I actually remember the summer of 1981 fairly well. It was the summer that Israel bombed the Iraqi nuclear reactor and the summer of Prince Charles' wedding to Princess Diana. It was also the summer that I backpacked through Europe and the last (and only) time I was in London, until this past week.

I remember vividly all the hoopla surrounding this supposed "fairy tale" wedding and I also remember being completely confounded by it. Why was it such a big deal? Why did it capture the imagination of so many? What was the attraction of the monarchy? Why did it continue to survive? My North American mind just could not compute.

Fast forward 35 (gasp!) years later. I am once again in London and this time the hoopla is focused on the Queen's 90th birthday. Yes, if I didn't know before I certainly know now that she is the longest reigning monarch. There has been some nice china commissioned in her honor, not to mention tea towels and actual tins of tea. It is big news.

And this time around I feel less dismissive (although not sure I want to be immortalized on a tin of Earl Grey!). I feel less scornful, less openly contemptuous.
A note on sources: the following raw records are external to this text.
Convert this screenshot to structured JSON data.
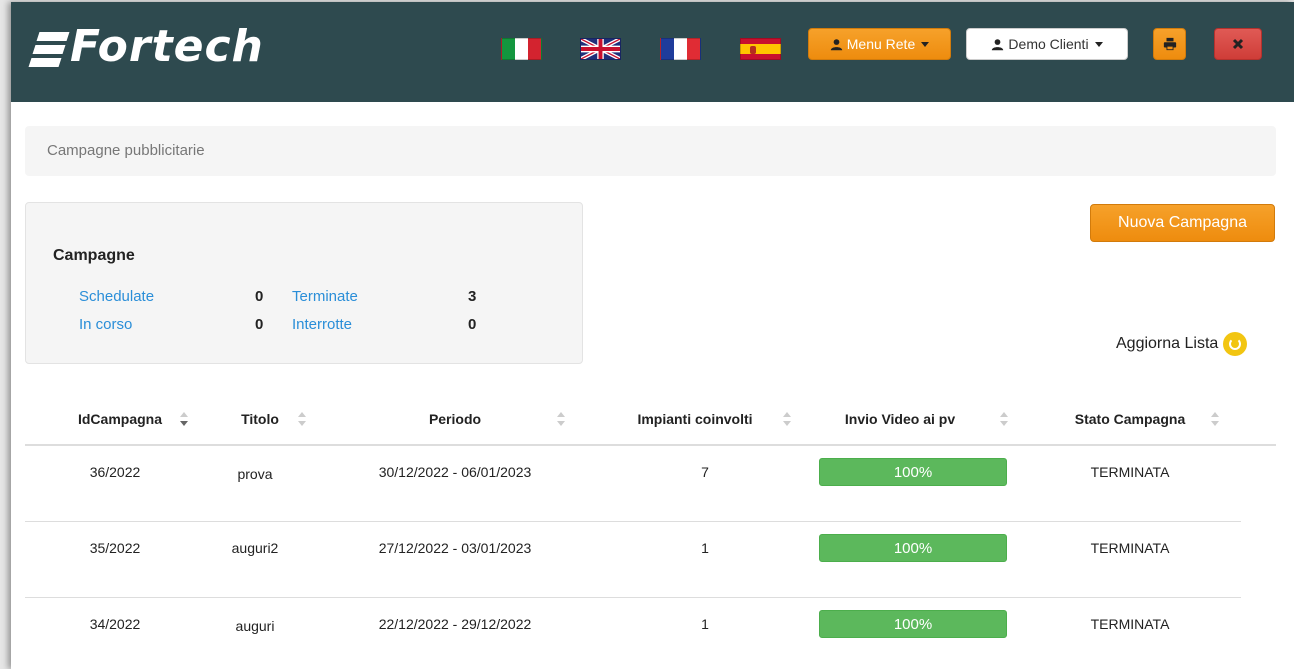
{
  "header": {
    "logo_text": "Fortech",
    "flags": [
      "italian-flag-icon",
      "uk-flag-icon",
      "french-flag-icon",
      "spanish-flag-icon"
    ],
    "menu_rete_label": "Menu Rete",
    "demo_clienti_label": "Demo Clienti",
    "colors": {
      "bar": "#2e4a4f",
      "accent": "#f0931a",
      "danger": "#d9534f"
    }
  },
  "breadcrumb": "Campagne pubblicitarie",
  "summary": {
    "title": "Campagne",
    "schedulate_label": "Schedulate",
    "schedulate_value": "0",
    "in_corso_label": "In corso",
    "in_corso_value": "0",
    "terminate_label": "Terminate",
    "terminate_value": "3",
    "interrotte_label": "Interrotte",
    "interrotte_value": "0"
  },
  "actions": {
    "new_campaign_label": "Nuova Campagna",
    "refresh_label": "Aggiorna Lista"
  },
  "table": {
    "columns": [
      "IdCampagna",
      "Titolo",
      "Periodo",
      "Impianti coinvolti",
      "Invio Video ai pv",
      "Stato Campagna"
    ],
    "rows": [
      {
        "id": "36/2022",
        "titolo": "prova",
        "periodo": "30/12/2022 - 06/01/2023",
        "impianti": "7",
        "invio": "100%",
        "invio_fraction": 1.0,
        "stato": "TERMINATA"
      },
      {
        "id": "35/2022",
        "titolo": "auguri2",
        "periodo": "27/12/2022 - 03/01/2023",
        "impianti": "1",
        "invio": "100%",
        "invio_fraction": 1.0,
        "stato": "TERMINATA"
      },
      {
        "id": "34/2022",
        "titolo": "auguri",
        "periodo": "22/12/2022 - 29/12/2022",
        "impianti": "1",
        "invio": "100%",
        "invio_fraction": 1.0,
        "stato": "TERMINATA"
      }
    ]
  }
}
I am glad to discover that at least my character has improved over that last 35 years!

I think I now have a glimmer of understanding of what the monarchy means and what it can do for a nation and its people.

When we see a king or queen, we make a blessing – not because of their royal robes or carriage or tiara or even their magnificent castles (should I tell you about our side trip to Blenheim Palace?) but because seeing flesh and blood royalty gives us just the barest hint of the glory of the Almighty, just the faintest taste of the awe we should have for our King of kings.

This is what the monarchy can accomplish. It lifts us out of ourselves. It gives us a moment of transcendence. For just the briefest second, my difficulties and challenges and disappointments disappear. I am lifted into a "fairy tale" world of kings and queens and pageantry and power.

It's true that their lives are all too human – complicated and messy just like ours. But the power of the monarchy is not the involvement in their personal intrigues but its ability to give us the sense of something more – something greater, something more meaningful, something bigger than me and my seemingly petty concerns.

I couldn't see it all those years ago. And maybe I didn't need to. Even now the queen's birthday celebrations don't quite lift me out of my struggles and, thank God, I have the Almighty to turn to for that. But I can appreciate the power of her role and her image and why the British people may want and even need her.

It's the desire for meaning. It's the hope for transcendence.